Celebrating its 10th anniversary, the Wharton School’s Entrepreneur-in-Residence program (EIR) has been an overwhelming, and copied, success.
Two-time participant Nirav Shroff, W’13, who met with Nathaniel Turner, W’08, says of the Entrepreneur-in-Residence program: “[It] allows students like me the opportunity to have a completely open-ended discussion with a proven entrepreneur.”
Schroff and fellow classmate Neal Pancholi, W’13, discussed with Turner their plan to create a platform that allows financial advisors to build long-term relationships with those seeking sophisticated, qualified advice.
Turner offered several suggestions that stuck with Shroff, such as the importance of focusing on creating, not overanalyzing, and how to recruit technical talent.
The highlight of the conversation came at the end of the session with Turner. “He was adamant that we stay in touch and share our beta version with him,” Shroff says.
The Entrepreneur-in-Residence program offers counseling and career opportunities to Wharton students. Emily Cieri, managing director of Wharton Entrepreneurial Programs, estimates that almost 200 entrepreneurs will have met with more than 2,000 Wharton students during EIR’s history.
Turner’s own story as a student illustrates how these meetings have become success stories. During EIR, Turner encountered serial entrepreneur Josh Kopelman, W’93.
Kopelman was so impressed by Turner’s ideas and prior entrepreneurial experience that he called Turner while driving home from the meeting and offered him a summer internship.
This opportunity helped Turner launch Invite Media, which he then sold to Google for $80 million.
The alumni’s passion and dedication makes such EIR stories possible. Shelley Boyce, WG’95, has mentored many Wharton students during her years of participation.
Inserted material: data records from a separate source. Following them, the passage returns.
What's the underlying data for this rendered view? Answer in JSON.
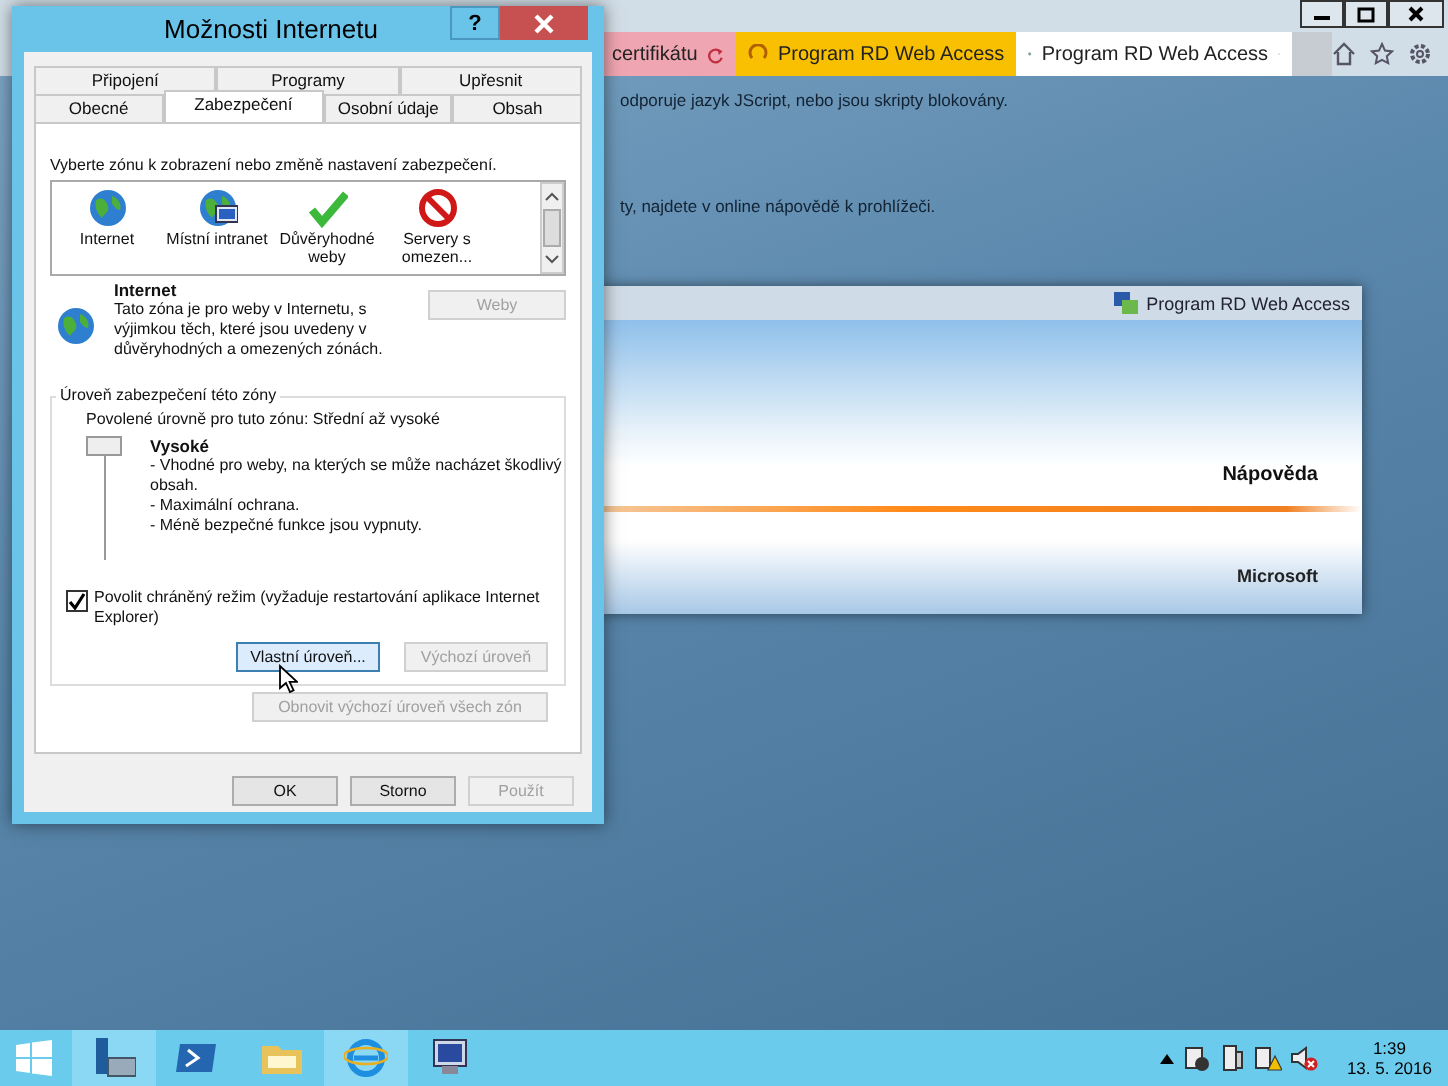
{
  "browser": {
    "tabs": [
      {
        "label": "certifikátu",
        "kind": "error",
        "selected": false
      },
      {
        "label": "Program RD Web Access",
        "kind": "loading",
        "selected": false
      },
      {
        "label": "Program RD Web Access",
        "kind": "page",
        "selected": true
      }
    ],
    "page_text": [
      "odporuje jazyk JScript, nebo jsou skripty blokovány.",
      "ty, najdete v online nápovědě k prohlížeči."
    ],
    "rd_panel": {
      "header": "Program RD Web Access",
      "help_link": "Nápověda",
      "brand": "Microsoft"
    }
  },
  "dialog": {
    "title": "Možnosti Internetu",
    "help_button": "?",
    "tab_rows": [
      [
        {
          "label": "Připojení",
          "selected": false
        },
        {
          "label": "Programy",
          "selected": false
        },
        {
          "label": "Upřesnit",
          "selected": false
        }
      ],
      [
        {
          "label": "Obecné",
          "selected": false
        },
        {
          "label": "Zabezpečení",
          "selected": true
        },
        {
          "label": "Osobní údaje",
          "selected": false
        },
        {
          "label": "Obsah",
          "selected": false
        }
      ]
    ],
    "zone_prompt": "Vyberte zónu k zobrazení nebo změně nastavení zabezpečení.",
    "zones": [
      {
        "label": "Internet",
        "kind": "globe"
      },
      {
        "label": "Místní intranet",
        "kind": "intranet"
      },
      {
        "label": "Důvěryhodné weby",
        "kind": "trusted"
      },
      {
        "label": "Servery s omezen...",
        "kind": "restricted"
      }
    ],
    "zone_info": {
      "title": "Internet",
      "description": "Tato zóna je pro weby v Internetu, s výjimkou těch, které jsou uvedeny v důvěryhodných a omezených zónách."
    },
    "sites_button": {
      "label": "Weby",
      "disabled": true
    },
    "level_group": {
      "title": "Úroveň zabezpečení této zóny",
      "allowed": "Povolené úrovně pro tuto zónu: Střední až vysoké",
      "level": 1,
      "level_name": "Vysoké",
      "bullets": [
        "- Vhodné pro weby, na kterých se může nacházet škodlivý obsah.",
        "- Maximální ochrana.",
        "- Méně bezpečné funkce jsou vypnuty."
      ],
      "protected_mode": {
        "label": "Povolit chráněný režim (vyžaduje restartování aplikace Internet Explorer)",
        "checked": true
      },
      "level_buttons": [
        {
          "label": "Vlastní úroveň...",
          "disabled": false,
          "focused": true
        },
        {
          "label": "Výchozí úroveň",
          "disabled": true,
          "focused": false
        }
      ]
    },
    "reset_button": {
      "label": "Obnovit výchozí úroveň všech zón",
      "disabled": true
    },
    "buttons": [
      {
        "label": "OK",
        "disabled": false
      },
      {
        "label": "Storno",
        "disabled": false
      },
      {
        "label": "Použít",
        "disabled": true
      }
    ]
  },
  "taskbar": {
    "time": "1:39",
    "date": "13. 5. 2016"
  }
}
“First and foremost, I enjoy talking to budding entrepreneurs. It also reminds me when I was there many years ago as a student when I was launching my own company, MedRisk,” she says.
One of the benefits of the program is how alumni learn from students.
“I feel like I learn more than I give back,” Boyce says, adding that she thinks of herself as a “professional learner.”
Boyce makes sure that she remains in contact with the students she meets. “Thirty minutes isn’t long enough to spend with most of them, so I’ve offered on many occasions to provide further support or give them my business card to call me because of the diverse and innovative ideas these students provide.”
Boyce is one of the many alumni who returned to participate in the program this past fall. Sponsored by Robert Haft, W’74, last semester’s session included entrepreneurs Ellen Yin, W’87, WG’93; Richard Perlman, W’68; Robert Corrato, WG’00; Joe Zebrowitz, C’88, WG’06; and Troy Williams, WG’06.
According to Cieri, EIR has been emulated at universities nationwide.
“Imitation is the sincerest form of flattery,” she says. “A colleague of mine from the Kellogg Business School at Northwestern jokingly told me how she stole Wharton’s idea for the EIR program, and they loved it.” Two years ago, another colleague at Harvard mentioned to Cieri that they were adapting the program as well.
As for the future of the program, Cieri is certain of its continued success. “EIR has become the hallmark of our mentoring programs. This is a program that never gets old. The vibrancy of the alumni keeps it fresh and relevant, and the students’ excitement makes it rewarding for the entrepreneurs.”
—By Chris Abreu, LPS’11